• Task description:
Locate each line below that includes "Bills" and reproduce it.

─── Material supplied

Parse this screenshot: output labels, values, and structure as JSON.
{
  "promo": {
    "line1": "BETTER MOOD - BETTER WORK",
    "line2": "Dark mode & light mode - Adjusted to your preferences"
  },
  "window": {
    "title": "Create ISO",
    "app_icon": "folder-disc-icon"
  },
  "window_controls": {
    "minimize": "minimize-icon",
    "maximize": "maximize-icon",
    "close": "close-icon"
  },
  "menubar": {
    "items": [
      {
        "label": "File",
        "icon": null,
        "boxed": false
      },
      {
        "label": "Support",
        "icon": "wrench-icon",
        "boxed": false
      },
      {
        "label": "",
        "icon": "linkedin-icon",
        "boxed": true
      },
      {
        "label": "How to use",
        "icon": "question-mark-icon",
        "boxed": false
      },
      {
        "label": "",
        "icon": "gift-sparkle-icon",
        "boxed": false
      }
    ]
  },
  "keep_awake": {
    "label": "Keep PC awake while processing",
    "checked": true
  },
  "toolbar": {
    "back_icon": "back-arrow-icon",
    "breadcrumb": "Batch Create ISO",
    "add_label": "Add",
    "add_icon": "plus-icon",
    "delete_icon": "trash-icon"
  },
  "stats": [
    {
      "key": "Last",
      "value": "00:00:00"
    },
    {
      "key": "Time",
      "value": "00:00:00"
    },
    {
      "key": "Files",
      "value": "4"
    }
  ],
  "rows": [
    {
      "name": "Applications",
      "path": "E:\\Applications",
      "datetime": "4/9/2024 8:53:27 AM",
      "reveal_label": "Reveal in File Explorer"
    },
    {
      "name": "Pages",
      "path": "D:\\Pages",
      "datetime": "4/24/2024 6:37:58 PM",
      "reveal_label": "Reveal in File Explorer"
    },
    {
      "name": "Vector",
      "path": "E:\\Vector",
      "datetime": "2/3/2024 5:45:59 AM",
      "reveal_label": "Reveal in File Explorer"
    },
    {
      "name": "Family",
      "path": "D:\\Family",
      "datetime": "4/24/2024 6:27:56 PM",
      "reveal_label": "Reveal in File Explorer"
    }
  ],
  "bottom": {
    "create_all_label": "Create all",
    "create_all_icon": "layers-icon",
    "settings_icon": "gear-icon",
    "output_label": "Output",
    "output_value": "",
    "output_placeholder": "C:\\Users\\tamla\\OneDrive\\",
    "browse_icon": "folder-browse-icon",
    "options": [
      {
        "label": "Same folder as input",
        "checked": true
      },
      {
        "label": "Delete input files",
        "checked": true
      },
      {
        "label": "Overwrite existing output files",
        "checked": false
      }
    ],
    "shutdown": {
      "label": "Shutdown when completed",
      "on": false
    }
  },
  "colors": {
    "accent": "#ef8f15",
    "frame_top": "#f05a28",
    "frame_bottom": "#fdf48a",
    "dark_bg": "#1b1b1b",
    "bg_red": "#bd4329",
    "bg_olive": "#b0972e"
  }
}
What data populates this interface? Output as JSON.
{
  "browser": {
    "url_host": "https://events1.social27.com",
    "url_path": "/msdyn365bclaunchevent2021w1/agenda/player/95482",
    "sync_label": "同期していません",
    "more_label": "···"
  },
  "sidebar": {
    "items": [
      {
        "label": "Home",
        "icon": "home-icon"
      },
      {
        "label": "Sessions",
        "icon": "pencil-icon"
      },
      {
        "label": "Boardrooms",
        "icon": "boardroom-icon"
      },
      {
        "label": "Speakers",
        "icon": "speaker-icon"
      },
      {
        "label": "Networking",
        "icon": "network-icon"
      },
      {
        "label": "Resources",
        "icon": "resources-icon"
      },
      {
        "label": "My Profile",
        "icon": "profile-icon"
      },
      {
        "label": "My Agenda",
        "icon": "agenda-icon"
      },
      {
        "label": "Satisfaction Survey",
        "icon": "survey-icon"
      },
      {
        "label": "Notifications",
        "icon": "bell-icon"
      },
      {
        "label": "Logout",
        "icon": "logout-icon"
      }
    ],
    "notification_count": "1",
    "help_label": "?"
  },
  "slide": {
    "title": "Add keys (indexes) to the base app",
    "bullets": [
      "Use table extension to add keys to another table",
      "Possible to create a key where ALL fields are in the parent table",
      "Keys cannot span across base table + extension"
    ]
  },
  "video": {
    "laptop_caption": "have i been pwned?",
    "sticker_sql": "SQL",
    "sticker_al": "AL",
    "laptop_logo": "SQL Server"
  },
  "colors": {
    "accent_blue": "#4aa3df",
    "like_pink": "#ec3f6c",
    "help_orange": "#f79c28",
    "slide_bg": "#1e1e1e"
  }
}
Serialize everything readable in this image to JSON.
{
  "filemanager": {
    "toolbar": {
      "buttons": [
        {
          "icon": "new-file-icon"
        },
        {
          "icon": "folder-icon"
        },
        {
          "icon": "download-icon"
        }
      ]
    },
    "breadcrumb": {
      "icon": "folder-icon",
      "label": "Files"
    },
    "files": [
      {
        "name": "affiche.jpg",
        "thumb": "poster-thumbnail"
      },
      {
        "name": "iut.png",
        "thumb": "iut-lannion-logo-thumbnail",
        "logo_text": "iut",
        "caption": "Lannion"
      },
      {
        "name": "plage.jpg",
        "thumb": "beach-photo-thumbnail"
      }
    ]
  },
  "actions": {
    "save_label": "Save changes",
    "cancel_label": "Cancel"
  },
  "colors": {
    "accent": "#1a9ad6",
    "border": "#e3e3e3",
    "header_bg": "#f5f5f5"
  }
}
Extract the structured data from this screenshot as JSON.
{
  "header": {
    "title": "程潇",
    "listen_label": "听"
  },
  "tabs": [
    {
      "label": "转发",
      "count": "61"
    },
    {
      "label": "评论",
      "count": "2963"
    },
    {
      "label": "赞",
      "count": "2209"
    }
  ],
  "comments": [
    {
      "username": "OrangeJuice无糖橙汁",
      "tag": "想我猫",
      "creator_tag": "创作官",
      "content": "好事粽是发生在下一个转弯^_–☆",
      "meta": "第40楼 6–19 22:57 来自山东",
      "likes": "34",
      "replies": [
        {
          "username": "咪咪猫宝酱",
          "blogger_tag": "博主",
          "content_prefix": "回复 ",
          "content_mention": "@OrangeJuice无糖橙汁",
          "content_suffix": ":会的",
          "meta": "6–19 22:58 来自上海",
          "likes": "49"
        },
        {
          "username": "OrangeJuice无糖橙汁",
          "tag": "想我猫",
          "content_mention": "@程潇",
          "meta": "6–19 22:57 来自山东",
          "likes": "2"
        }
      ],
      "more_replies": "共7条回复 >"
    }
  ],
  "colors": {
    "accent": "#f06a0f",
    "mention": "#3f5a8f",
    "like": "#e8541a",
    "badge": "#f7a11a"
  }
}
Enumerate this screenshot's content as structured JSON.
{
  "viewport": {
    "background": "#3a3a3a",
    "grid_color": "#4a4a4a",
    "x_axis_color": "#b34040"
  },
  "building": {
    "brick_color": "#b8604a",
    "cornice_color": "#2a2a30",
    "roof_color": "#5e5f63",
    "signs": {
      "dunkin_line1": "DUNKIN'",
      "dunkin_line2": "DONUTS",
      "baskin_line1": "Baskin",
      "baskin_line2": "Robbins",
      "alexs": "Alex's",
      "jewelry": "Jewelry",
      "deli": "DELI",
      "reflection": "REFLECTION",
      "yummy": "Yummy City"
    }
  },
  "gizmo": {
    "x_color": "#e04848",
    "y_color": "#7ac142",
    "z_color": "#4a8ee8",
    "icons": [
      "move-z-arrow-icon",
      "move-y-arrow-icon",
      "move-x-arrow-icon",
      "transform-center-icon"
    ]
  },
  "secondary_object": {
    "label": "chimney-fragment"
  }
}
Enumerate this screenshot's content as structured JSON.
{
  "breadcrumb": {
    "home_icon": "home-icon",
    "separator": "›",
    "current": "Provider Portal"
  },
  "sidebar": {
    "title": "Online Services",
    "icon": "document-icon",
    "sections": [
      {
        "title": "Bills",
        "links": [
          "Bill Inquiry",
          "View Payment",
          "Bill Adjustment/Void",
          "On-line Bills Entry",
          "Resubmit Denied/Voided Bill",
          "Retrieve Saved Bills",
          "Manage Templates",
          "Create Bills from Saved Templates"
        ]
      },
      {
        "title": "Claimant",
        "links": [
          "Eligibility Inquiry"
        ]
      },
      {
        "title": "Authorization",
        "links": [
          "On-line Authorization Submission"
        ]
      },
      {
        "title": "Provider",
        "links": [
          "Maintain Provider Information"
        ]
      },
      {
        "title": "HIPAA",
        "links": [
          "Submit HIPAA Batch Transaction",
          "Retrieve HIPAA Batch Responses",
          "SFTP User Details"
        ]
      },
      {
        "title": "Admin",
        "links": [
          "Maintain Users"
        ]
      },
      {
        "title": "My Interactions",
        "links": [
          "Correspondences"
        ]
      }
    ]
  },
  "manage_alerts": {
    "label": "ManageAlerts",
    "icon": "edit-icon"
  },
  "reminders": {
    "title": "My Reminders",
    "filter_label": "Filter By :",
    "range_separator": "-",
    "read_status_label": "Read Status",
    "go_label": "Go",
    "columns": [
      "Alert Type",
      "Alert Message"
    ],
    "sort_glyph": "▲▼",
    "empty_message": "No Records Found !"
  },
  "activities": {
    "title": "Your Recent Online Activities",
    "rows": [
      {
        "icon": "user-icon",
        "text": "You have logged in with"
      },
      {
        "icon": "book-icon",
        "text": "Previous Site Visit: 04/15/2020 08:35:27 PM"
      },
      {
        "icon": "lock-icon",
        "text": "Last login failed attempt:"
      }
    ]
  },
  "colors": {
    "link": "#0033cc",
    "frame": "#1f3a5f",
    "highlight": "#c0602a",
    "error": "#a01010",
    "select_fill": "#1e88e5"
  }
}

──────

• Task output:
        "title": "Bills",
          "On-line Bills Entry",
          "Retrieve Saved Bills",
          "Create Bills from Saved Templates"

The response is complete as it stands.